=== What you need to do ===
In the records below, find each line with the word "Parking" and copy it.
----- Raw data
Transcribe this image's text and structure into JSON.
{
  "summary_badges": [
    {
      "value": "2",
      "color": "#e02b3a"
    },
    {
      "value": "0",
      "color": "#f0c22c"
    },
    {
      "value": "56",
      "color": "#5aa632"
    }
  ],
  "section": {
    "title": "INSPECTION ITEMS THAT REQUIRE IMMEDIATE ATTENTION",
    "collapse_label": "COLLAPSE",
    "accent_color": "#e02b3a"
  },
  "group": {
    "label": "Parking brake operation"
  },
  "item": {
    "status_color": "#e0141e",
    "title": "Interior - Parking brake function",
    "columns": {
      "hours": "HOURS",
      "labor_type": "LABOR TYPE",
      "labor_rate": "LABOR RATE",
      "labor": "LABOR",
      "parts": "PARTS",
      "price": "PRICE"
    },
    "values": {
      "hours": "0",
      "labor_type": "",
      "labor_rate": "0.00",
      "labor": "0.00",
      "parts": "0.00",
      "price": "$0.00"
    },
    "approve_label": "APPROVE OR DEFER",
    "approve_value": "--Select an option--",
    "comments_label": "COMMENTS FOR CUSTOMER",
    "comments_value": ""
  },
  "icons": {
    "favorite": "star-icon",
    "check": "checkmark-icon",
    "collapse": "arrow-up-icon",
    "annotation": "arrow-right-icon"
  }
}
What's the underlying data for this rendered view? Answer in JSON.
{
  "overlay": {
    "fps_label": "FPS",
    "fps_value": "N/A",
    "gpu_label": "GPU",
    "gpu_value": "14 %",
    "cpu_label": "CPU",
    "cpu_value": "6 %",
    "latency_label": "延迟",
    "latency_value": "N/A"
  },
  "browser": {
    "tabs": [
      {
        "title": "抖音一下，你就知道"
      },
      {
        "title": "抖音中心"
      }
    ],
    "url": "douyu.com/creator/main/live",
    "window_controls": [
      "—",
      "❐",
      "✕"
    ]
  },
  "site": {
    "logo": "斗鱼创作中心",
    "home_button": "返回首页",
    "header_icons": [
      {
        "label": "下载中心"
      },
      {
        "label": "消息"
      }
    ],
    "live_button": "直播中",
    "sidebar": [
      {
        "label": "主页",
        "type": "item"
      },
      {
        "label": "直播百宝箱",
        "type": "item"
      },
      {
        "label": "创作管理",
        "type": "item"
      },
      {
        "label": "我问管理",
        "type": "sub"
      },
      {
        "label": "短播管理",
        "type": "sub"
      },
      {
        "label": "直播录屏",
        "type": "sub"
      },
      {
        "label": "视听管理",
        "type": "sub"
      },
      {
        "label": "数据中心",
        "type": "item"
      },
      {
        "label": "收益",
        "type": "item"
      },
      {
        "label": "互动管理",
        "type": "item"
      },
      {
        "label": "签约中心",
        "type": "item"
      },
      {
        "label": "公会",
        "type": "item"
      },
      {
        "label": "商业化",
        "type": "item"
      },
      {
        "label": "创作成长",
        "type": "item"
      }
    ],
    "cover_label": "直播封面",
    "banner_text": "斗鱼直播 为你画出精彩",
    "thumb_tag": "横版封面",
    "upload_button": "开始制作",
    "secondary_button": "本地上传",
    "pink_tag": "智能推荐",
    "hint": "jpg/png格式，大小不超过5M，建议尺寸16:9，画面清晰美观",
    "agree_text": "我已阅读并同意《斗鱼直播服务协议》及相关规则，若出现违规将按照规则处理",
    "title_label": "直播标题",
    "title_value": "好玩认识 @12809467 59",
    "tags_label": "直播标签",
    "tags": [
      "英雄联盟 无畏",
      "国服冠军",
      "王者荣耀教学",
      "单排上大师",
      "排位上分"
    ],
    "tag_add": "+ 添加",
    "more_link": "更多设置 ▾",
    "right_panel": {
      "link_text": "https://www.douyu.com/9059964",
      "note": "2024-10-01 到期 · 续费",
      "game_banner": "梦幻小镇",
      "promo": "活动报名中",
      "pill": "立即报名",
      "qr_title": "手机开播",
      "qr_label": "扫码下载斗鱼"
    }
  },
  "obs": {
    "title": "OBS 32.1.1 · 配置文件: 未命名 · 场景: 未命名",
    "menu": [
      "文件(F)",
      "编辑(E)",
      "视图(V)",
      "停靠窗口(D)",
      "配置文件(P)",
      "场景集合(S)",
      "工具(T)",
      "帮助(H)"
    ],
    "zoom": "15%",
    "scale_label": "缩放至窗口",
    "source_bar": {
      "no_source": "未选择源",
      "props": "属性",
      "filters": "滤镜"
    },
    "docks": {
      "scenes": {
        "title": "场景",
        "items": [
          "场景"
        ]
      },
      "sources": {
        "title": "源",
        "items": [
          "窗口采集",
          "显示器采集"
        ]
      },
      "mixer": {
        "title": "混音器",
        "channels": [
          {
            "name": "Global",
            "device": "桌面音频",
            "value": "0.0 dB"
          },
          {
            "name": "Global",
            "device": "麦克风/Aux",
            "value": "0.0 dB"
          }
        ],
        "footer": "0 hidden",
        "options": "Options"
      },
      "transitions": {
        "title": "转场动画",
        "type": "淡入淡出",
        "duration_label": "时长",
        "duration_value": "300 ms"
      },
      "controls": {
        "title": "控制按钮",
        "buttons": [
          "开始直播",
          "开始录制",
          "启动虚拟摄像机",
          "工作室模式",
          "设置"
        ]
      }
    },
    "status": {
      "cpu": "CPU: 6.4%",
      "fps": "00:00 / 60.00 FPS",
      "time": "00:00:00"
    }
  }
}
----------
=== Response area ===
    "label": "Parking brake operation"
    "title": "Interior - Parking brake function",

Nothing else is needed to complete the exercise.